For the front door, I’m copying an American idea. I’m mocking up a container. I cut some branches of blue fir and pine and stand them in a favourite terracotta plant pot.

Scrunched- up newspaper holds everything in place. I add coloured willow and dogwood stems. In front, I place a potted skimmia, as a focal point. You could add a white hellebore, or white cyclamen if you wish. A few hazel branches with cheerful early catkins complete the display.

A collar of moss hides the newspaper. It’s a cross between gardening and floristry and no one will know I’ve just used twigs and not splashed out on lots of new plants.

As a final flourish, I add mouldable fairy lights with thin copper wire. They cost £2.50 from Wilkinson’s and can be used with rechargeable batteries.

I’m joining in with Six on Saturday, https://thepropagatorblog.wordpress.com/2018/12/22/six-on-saturday-22-12-201/. Why not go over and see what others are doing in their garden at this time of the year.

As it’s Christmas, I’m sure no one will mind if I add a bonus photo. I made this heart from two willow stems. Hold them both in one hand, bend the first one over and then hold in the middle. Bend the second one over, and secure with twine. Easy, and costs nothing to make.

I’m heading indoors now to make those mince pies! I feel so much better for spending time in fresh air, and the house, garden – and me – are all ready for Christmas!

Have a wonderful, peaceful and happy Christmas. Try to make some time to “escape” to the garden, when you can.

Karen

Six on Saturday -Making Light

Midwinter. I love saying the word. It’s like a sigh. Midwinter. Dark and gloom until 21st of December – and then the days get lighter. Hurray! Meanwhile, to bring some cheer, there’s fairy lights.

It’s mild today, 9C but windy, so I wrap up warm and head off down the lane to forage for foliage. Sound seems to carry further in winter. I can hear our neighbouring farmer calling his cows. They are as tame as pets, and well tended. The calves line up along the hedge to watch me.

I find willow stems; soft grey catkins breaking through already. There’s plenty of twigs with dried oak leaves. On one side the hedges have been trimmed. But across the lane, the hedges are high. Dog roses wind around the trees and mingle with wild clematis. I have a basket to carry the findings home. There’s fluffy seed heads from Clematis vitalba, and rosehips as red as sealing wax.

Scott’s pine and trailing ivy will be useful evergreen. Above my head, a robin sings, quite unconcerned by my intrusion. It’s good to see a young hare in the field. He crouches down in the long grass when he spots me, but I can still see his ears.
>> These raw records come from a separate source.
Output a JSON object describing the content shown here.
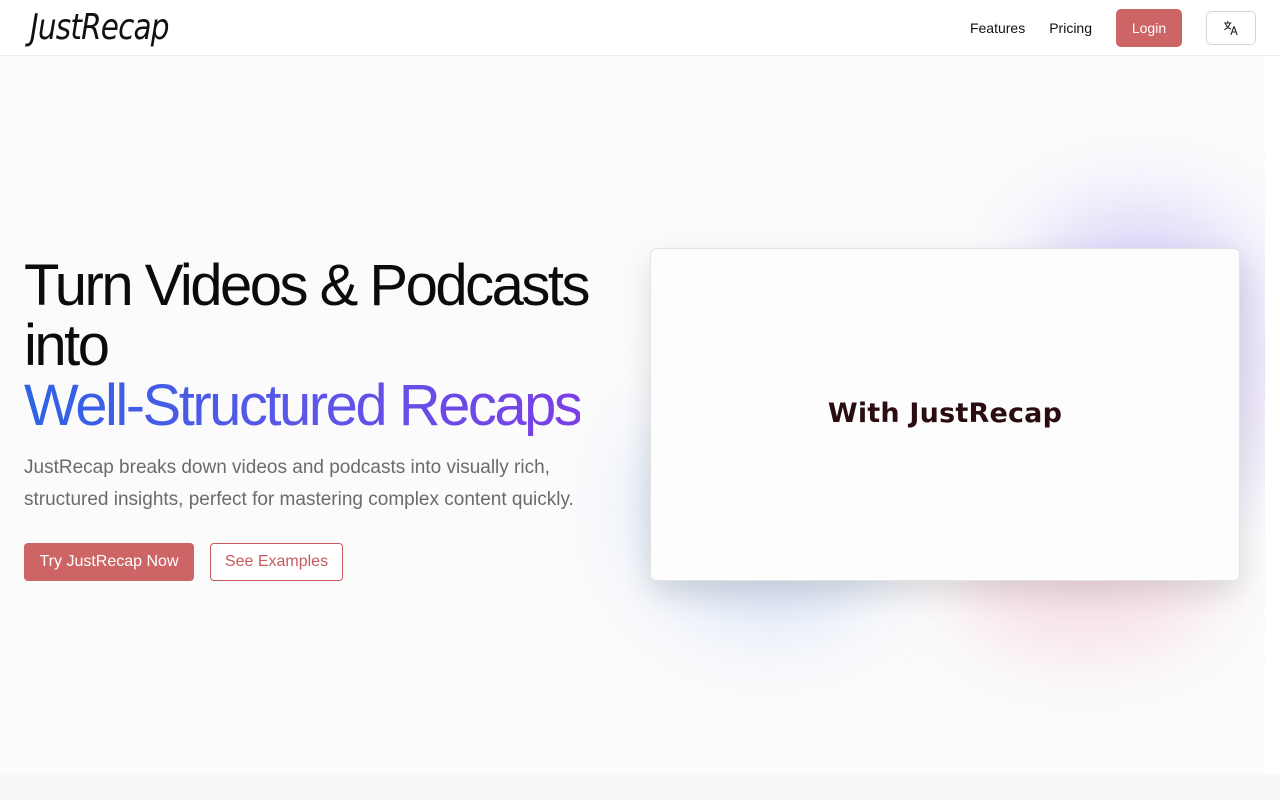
{
  "header": {
    "logo": "JustRecap",
    "nav": [
      {
        "label": "Features"
      },
      {
        "label": "Pricing"
      }
    ],
    "login_label": "Login",
    "language_icon": "translate-icon"
  },
  "hero": {
    "headline_line1": "Turn Videos & Podcasts",
    "headline_line2": "into",
    "headline_highlight": "Well-Structured Recaps",
    "subtext": "JustRecap breaks down videos and podcasts into visually rich, structured insights, perfect for mastering complex content quickly.",
    "primary_cta": "Try JustRecap Now",
    "secondary_cta": "See Examples",
    "card_text": "With JustRecap"
  },
  "colors": {
    "accent": "#cd6465",
    "gradient_start": "#2f62e6",
    "gradient_end": "#7a3fe6"
  }
}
Back through the field gate. A pheasant has taken up residence in our paddock this winter. He’s a joy to see, strutting around and flying into the cherry trees to roost at night. I hope he survives the winter – and evades the hunters. We can hear the guns from our garden. Glad to provide a sanctuary to any creature needing safety.

I’ve decorated the five bar gate with a circle of dried clematis stems. Not a perfect circle. Not a perfect gate. We’ve had it since we moved here. It’s covered in moss and creaking loudly, but I can’t bear to replace it. I get attached to old familiar things. Dried hydrangea heads make a focal point, and there’s always rosemary for scent.
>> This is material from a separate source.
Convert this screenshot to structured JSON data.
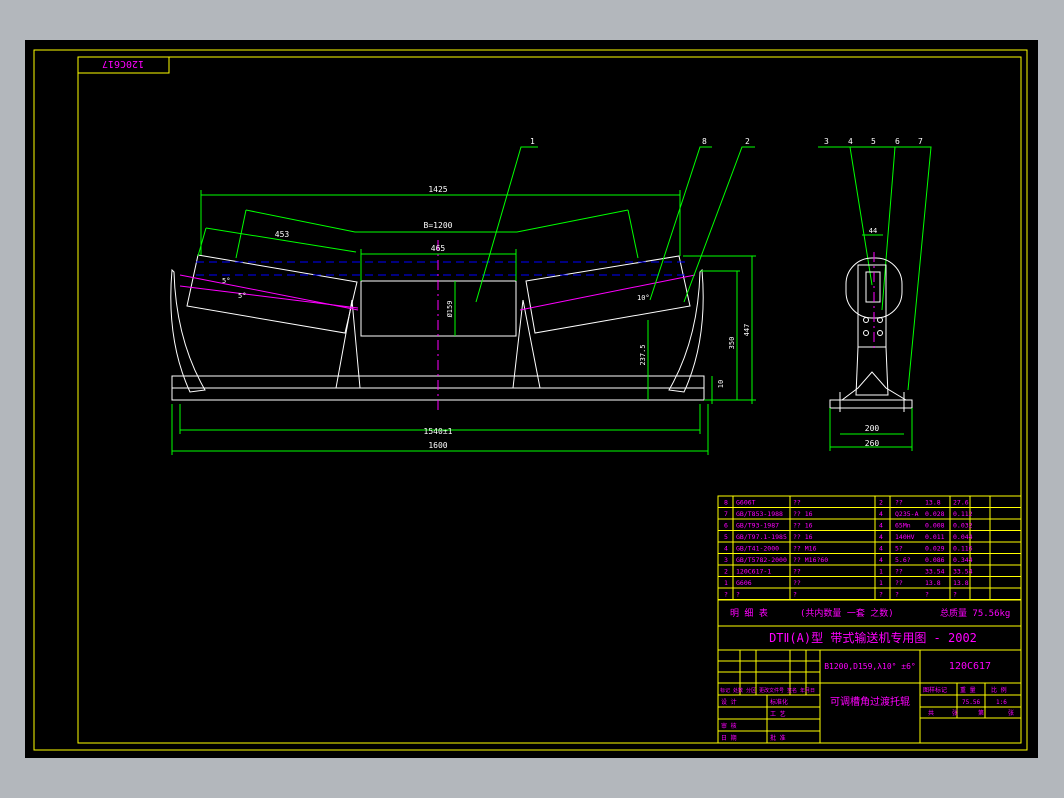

Back to the potting shed to make my arrangements.

I’ve saved some Chinese’s lanterns, physalis, from the garden. It’s hanging from the rafters to dry, along with hydrangea heads. To add a bit of glitz (unusual for me, I know) I give the hydrangea heads some silver spray. It highlights the delicate flowers of hydrangea Annabel. So beautiful in summer, and winter too. It’s a favourite of mine. The fairy lights are mouldable wire florists lights from Wilkos. You can use rechargeable batteries.

I turn around and there’s a robin and two wrens in the potting shed roof. I shall have to leave the door open for them. They can stay, as long as they don’t eat all of my rosehips.
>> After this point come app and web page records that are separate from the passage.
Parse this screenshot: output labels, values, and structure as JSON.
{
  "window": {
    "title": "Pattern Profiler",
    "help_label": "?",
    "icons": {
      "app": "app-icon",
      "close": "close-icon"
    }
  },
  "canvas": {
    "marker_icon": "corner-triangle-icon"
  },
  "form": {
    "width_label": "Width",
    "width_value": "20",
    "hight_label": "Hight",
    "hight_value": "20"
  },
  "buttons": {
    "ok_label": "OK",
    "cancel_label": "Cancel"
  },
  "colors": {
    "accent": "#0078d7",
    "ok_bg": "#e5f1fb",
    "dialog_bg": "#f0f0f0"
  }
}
Luckily there’s a kettle in the potting shed. Time for tea, and a piece of Mum’s fruit cake. I hope you’ve enjoyed this ramble around my garden and down the lane. I’m joining with with https://thepropagatorblog.wordpress.com/2018/12/08/six-on-saturday-08-12-2018/ for his SixOnSaturday. Feel free to look around at my other posts while you are here. Catch up with you next Saturday.